[Exercise inputs]
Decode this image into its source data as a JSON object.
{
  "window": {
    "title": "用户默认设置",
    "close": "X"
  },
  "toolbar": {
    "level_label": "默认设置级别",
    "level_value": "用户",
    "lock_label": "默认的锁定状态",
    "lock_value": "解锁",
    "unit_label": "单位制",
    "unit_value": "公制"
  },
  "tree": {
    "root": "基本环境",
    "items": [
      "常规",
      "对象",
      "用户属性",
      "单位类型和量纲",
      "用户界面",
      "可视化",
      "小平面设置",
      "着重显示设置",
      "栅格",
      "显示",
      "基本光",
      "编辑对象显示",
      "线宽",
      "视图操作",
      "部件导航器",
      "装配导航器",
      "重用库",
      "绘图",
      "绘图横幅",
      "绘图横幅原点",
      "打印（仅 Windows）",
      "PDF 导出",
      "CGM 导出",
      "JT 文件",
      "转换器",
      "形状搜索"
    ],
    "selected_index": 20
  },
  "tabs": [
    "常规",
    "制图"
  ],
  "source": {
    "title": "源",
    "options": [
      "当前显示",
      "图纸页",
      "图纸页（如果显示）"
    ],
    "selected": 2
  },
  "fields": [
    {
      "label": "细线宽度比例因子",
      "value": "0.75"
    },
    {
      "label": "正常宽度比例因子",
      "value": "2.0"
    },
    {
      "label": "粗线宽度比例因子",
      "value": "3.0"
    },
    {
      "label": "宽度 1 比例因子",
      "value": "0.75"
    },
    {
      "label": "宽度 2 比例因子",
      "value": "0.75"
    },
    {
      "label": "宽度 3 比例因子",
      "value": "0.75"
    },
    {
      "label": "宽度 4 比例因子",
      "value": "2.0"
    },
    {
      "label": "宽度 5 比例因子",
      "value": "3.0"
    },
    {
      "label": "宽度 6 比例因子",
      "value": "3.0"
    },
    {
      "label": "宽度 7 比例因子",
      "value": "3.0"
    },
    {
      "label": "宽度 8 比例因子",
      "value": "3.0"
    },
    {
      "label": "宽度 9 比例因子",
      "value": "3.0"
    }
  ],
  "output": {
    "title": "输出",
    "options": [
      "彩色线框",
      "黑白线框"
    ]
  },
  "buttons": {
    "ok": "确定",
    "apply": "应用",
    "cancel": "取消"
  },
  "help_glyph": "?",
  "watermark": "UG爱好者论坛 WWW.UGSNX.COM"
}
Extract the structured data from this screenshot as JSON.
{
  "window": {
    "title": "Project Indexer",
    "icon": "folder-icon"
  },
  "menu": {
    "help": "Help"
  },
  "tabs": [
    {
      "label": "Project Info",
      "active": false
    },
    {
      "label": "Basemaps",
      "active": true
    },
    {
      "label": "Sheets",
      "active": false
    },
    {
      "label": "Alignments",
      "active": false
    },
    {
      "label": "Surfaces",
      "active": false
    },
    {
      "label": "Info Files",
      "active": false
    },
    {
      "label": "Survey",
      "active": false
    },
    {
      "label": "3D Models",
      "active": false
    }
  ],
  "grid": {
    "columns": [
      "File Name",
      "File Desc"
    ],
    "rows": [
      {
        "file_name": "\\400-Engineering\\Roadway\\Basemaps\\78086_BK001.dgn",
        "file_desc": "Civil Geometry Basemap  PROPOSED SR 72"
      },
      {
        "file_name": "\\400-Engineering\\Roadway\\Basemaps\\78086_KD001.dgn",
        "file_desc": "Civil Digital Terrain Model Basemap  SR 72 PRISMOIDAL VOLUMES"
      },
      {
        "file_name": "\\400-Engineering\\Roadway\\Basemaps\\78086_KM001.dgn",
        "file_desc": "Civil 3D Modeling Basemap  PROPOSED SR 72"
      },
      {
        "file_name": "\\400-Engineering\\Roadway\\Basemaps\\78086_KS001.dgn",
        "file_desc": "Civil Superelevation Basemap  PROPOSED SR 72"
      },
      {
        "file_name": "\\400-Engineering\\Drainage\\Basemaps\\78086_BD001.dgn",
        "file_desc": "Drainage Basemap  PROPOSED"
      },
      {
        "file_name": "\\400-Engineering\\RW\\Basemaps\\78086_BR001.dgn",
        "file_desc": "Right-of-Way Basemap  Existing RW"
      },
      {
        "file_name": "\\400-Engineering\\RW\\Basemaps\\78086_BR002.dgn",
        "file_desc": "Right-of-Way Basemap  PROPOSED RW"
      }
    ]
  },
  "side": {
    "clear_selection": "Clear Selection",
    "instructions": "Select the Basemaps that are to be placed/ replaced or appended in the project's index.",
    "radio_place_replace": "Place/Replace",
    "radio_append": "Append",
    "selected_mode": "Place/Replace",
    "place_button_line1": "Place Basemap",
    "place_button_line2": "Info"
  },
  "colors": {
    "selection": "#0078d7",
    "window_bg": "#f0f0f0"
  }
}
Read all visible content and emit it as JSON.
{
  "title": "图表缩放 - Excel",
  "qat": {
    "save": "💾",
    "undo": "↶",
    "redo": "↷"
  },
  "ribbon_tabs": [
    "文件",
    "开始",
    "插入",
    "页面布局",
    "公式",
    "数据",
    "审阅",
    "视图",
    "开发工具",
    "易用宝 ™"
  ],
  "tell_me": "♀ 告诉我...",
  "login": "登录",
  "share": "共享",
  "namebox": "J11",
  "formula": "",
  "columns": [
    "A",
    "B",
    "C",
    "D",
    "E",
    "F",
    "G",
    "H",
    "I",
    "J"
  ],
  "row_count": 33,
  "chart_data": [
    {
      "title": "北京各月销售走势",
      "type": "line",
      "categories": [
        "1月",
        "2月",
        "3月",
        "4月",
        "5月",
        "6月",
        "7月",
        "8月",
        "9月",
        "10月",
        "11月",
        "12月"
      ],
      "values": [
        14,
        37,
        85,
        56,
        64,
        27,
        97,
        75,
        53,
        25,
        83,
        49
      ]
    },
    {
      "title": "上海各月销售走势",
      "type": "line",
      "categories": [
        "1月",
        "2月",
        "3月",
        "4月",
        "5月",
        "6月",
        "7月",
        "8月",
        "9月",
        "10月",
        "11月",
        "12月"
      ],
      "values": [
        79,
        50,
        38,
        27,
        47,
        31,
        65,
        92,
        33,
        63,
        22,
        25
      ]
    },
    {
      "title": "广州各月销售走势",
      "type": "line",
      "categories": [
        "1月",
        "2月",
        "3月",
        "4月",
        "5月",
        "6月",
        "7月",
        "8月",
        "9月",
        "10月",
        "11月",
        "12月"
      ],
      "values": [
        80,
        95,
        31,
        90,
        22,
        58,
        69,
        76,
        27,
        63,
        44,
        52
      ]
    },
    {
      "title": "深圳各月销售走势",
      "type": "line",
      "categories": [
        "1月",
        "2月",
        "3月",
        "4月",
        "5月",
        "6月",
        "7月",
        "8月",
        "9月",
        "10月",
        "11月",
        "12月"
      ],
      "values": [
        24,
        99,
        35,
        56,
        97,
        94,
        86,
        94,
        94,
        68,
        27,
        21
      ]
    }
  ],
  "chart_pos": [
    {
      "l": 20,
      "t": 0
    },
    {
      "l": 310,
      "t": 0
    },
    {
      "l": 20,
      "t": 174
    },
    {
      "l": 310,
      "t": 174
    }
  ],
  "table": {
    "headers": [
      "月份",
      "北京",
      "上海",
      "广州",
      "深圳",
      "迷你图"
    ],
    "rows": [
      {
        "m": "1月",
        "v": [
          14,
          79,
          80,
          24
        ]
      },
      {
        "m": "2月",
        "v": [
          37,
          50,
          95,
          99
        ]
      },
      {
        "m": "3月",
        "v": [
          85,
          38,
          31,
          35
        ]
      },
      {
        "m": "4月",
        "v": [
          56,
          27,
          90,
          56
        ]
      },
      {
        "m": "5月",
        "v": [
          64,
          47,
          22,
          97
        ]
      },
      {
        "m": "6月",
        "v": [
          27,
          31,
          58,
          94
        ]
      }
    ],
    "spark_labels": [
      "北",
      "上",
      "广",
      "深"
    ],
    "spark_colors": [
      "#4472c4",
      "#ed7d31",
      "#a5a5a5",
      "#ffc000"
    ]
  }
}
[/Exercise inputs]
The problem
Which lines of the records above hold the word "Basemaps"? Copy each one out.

Solution to the exercise
      "label": "Basemaps",
        "file_name": "\\400-Engineering\\Roadway\\Basemaps\\78086_BK001.dgn",
        "file_name": "\\400-Engineering\\Roadway\\Basemaps\\78086_KD001.dgn",
        "file_name": "\\400-Engineering\\Roadway\\Basemaps\\78086_KM001.dgn",
        "file_name": "\\400-Engineering\\Roadway\\Basemaps\\78086_KS001.dgn",
        "file_name": "\\400-Engineering\\Drainage\\Basemaps\\78086_BD001.dgn",
        "file_name": "\\400-Engineering\\RW\\Basemaps\\78086_BR001.dgn",
        "file_name": "\\400-Engineering\\RW\\Basemaps\\78086_BR002.dgn",
    "instructions": "Select the Basemaps that are to be placed/ replaced or appended in the project's index.",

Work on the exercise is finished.